_PROBLEM_:
Filter the listing below, copying every line in which the word "Setup" appears.

_STORED DATA_:

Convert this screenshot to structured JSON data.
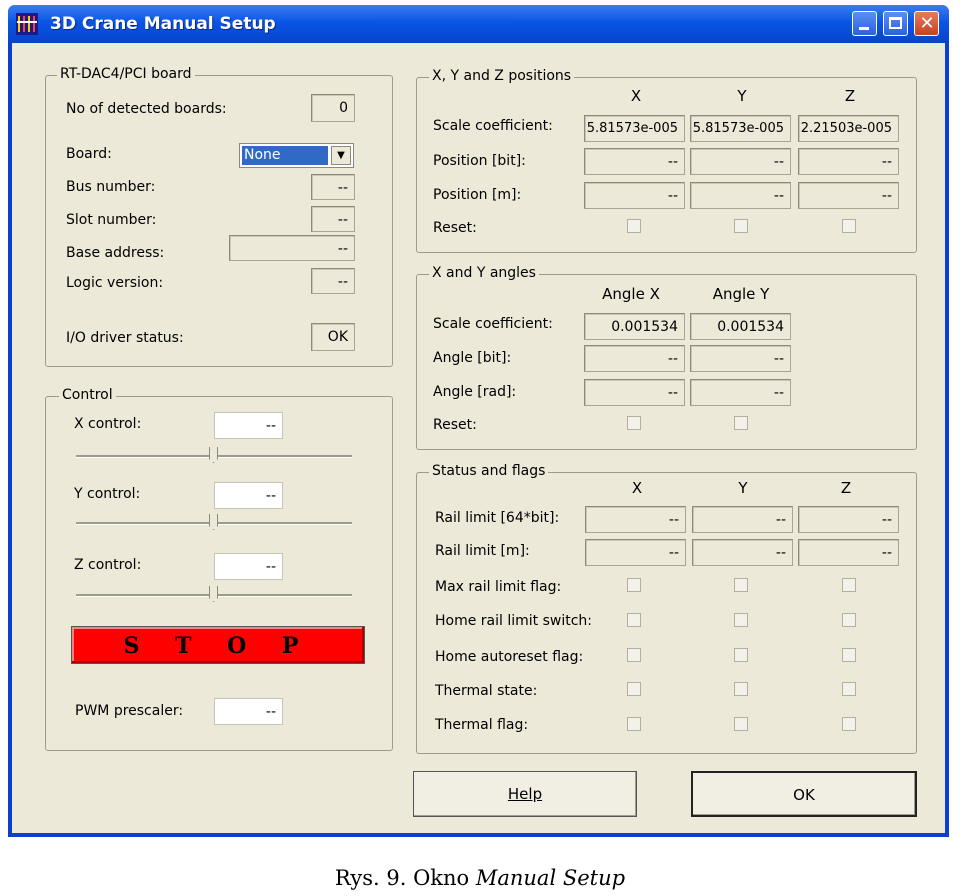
{
  "window": {
    "title": "3D Crane Manual Setup"
  },
  "board": {
    "group_title": "RT-DAC4/PCI board",
    "detected_label": "No of detected boards:",
    "detected_value": "0",
    "board_label": "Board:",
    "board_value": "None",
    "bus_label": "Bus number:",
    "bus_value": "--",
    "slot_label": "Slot number:",
    "slot_value": "--",
    "base_label": "Base address:",
    "base_value": "--",
    "logic_label": "Logic version:",
    "logic_value": "--",
    "io_label": "I/O driver status:",
    "io_value": "OK"
  },
  "control": {
    "group_title": "Control",
    "x_label": "X control:",
    "x_value": "--",
    "y_label": "Y control:",
    "y_value": "--",
    "z_label": "Z control:",
    "z_value": "--",
    "stop_label": "S T O P",
    "pwm_label": "PWM prescaler:",
    "pwm_value": "--"
  },
  "positions": {
    "group_title": "X, Y and Z positions",
    "col_x": "X",
    "col_y": "Y",
    "col_z": "Z",
    "scale_label": "Scale coefficient:",
    "scale_x": "5.81573e-005",
    "scale_y": "5.81573e-005",
    "scale_z": "2.21503e-005",
    "pos_bit_label": "Position [bit]:",
    "pos_bit_x": "--",
    "pos_bit_y": "--",
    "pos_bit_z": "--",
    "pos_m_label": "Position [m]:",
    "pos_m_x": "--",
    "pos_m_y": "--",
    "pos_m_z": "--",
    "reset_label": "Reset:"
  },
  "angles": {
    "group_title": "X and Y angles",
    "col_x": "Angle X",
    "col_y": "Angle Y",
    "scale_label": "Scale coefficient:",
    "scale_x": "0.001534",
    "scale_y": "0.001534",
    "bit_label": "Angle [bit]:",
    "bit_x": "--",
    "bit_y": "--",
    "rad_label": "Angle [rad]:",
    "rad_x": "--",
    "rad_y": "--",
    "reset_label": "Reset:"
  },
  "status": {
    "group_title": "Status and flags",
    "col_x": "X",
    "col_y": "Y",
    "col_z": "Z",
    "rail_bit_label": "Rail limit [64*bit]:",
    "rail_bit_x": "--",
    "rail_bit_y": "--",
    "rail_bit_z": "--",
    "rail_m_label": "Rail limit [m]:",
    "rail_m_x": "--",
    "rail_m_y": "--",
    "rail_m_z": "--",
    "max_flag_label": "Max rail limit flag:",
    "home_switch_label": "Home rail limit switch:",
    "home_reset_label": "Home autoreset flag:",
    "thermal_state_label": "Thermal state:",
    "thermal_flag_label": "Thermal flag:"
  },
  "buttons": {
    "help": "Help",
    "ok": "OK"
  },
  "caption": {
    "prefix": "Rys. 9. Okno ",
    "italic": "Manual Setup"
  },
  "colors": {
    "titlebar": "#0a55e6",
    "stop": "#ff0000",
    "dialog_bg": "#ece9d8"
  }
}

_RESULT FOR THIS EXERCISE_:
    "title": "3D Crane Manual Setup"
    "italic": "Manual Setup"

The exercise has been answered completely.